Today’s Dentist Performs Dentistry in Haiti
Haiti is in Dire need of Medical and Dental Help
Yours truly, Today’s Dentist, was able to visit Haiti last month in hopes of providing as much dental treatment as possible, but more importantly to help evaluate their dental needs. A physician friend, who specializes in plastic surgery, joined our small group which also included the former US Ambassador to Swaziland as well as Afghanistan, and was head of USAID after the hurricane hit Haiti in 2010. Also with us was a very unselfish philanthropist and his wife who, among other things, provide thousands of pounds of rice and beans each week to the very needy people.
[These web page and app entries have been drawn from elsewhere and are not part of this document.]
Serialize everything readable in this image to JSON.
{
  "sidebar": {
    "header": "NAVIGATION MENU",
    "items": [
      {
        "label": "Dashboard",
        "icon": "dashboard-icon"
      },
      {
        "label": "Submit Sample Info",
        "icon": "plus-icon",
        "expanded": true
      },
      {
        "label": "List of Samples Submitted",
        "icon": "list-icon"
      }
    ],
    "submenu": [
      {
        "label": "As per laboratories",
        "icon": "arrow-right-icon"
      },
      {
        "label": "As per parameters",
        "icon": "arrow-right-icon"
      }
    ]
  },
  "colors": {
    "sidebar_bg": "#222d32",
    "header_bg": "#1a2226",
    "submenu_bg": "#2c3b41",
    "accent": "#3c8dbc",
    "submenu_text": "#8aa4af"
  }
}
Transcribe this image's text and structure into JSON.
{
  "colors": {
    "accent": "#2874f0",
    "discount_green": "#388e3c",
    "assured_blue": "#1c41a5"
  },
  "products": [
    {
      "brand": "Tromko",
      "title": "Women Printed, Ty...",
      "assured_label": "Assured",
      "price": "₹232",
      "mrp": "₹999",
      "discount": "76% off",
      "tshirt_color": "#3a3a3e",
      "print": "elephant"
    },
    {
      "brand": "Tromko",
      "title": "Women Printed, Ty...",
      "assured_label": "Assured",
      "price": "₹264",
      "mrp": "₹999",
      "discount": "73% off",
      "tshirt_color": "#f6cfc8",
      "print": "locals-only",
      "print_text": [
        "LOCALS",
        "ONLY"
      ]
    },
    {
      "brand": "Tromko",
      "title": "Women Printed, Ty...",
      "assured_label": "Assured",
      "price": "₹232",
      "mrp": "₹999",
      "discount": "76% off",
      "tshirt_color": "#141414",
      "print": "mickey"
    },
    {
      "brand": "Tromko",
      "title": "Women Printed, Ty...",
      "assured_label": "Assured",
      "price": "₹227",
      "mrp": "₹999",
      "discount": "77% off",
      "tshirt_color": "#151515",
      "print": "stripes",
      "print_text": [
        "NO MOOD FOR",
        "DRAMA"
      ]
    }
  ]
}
Haiti, officially called the Republic of Haiti, is one of the countries on the island of Hispaniola in the Greater Antilles archipelago of the Caribbean. It shares the island with the Dominican Republic. The Haitian people are proud and attractive, and speak French Creole and some English.
As most of you know, Haiti was devastated by Hurricane Matthew in 2010 and has been struggling with great difficulty since that time. Unfortunately, they were also hit by an even more devastating earthquake in 2016 which resulted in over 1,000 deaths and over 1,200 men, women, and children losing limbs from being crushed by falling rocks and timbers from houses and buildings. The main city of Port-au-Prince is overflowing with garbage and overrun with farm animals like pigs, and goats in the street. Traffic is a nightmare. There is little left for the people to do. They sell charcoal on the street and eat basically the fruits that grow wild, like, plantain, guava, and mangoes.
As you move away from Port-au-Prince, towards Grand Guave where we were guests of Lifeline Christian Mission, things are not as devastated but the people barely have the basic needs. Their housing may be tin shacks, or concrete block buildings, or other primitive shelters. Yet they are a clean, happy, and beautiful people. They are extremely friendly and appreciative of all efforts to help them.
Lifeline has a mission in Grand Guave that not only has an orphanage for boys and girls, but schools over 1200 children per day from K through what is called the 9th grade. Their classrooms are open rock walls with a tin roof and maybe one light bulb which works sometimes. They are happy and seem very eager to learn. The criteria for being a teacher is that you attend up to at least the level you are teaching. In other words, if you teach the 3rd grade, you must have attended the 3rd grade but not necessarily the 4th! These children are fed a small amount of food per day, but it is more than they would get at home.
One of the churches at Lifeline Christian Mission, which also serves as the dental and medical waiting room, has open rock walls and a tin roof, and has welded, straight-back benches. This is full every day. A morning devotion is given there each day and joyous Christian songs are heard outside the dental and medical “offices.” I was fortunate to give some basic guidelines to the Haitian dentist who was there as well as one who was in dental school. They attend the 9th grade and then spend approximately 3 years on dentistry. They were eager to learn our way of practicing. We have about 13 more years of higher education than they do, but they do provide very basic services. My friend in the medical “office” experienced a similar situation. He specializes in cleft lips and palates, head and neck surgeries, and there is a need for that service.
We provided as much dental care as possible in the short time we were there but the main thing is that it truly opened our hearts and minds to the suffering and real needs of these people.
Part of our visit which was organized by Bob and Gretchen DeVoe of Ohio and board members of Lifeline Christian Mission, and we went to their class rooms, their orphanage, their dorms, etc. They also guided us to the warehouses containing the thousands of pounds of basic food source provided by my philanthropist friends. There were other mission groups there who were rebuilding churches and even houses. They can build a house for a family for a little over $4,000 in cost….a tremendous service. We all met for breakfast, had a brief morning devotional, and then headed out all over the countryside to utilize our skills.
I can say that the dentistry is at best, primitive, and in dire need of improvement. I am hopeful that Today’s Dentist can be helpful in that regard.
I have listed below my sign-off, photographs of our visit to Haiti as well as some of the images found AOL, CNN, etc.
Life Member of American Dental Association, Emeritus Fellow of Academy of General Dentistry, American Association of Implant Dentists.
Additional Information and Photos of the Devastation below: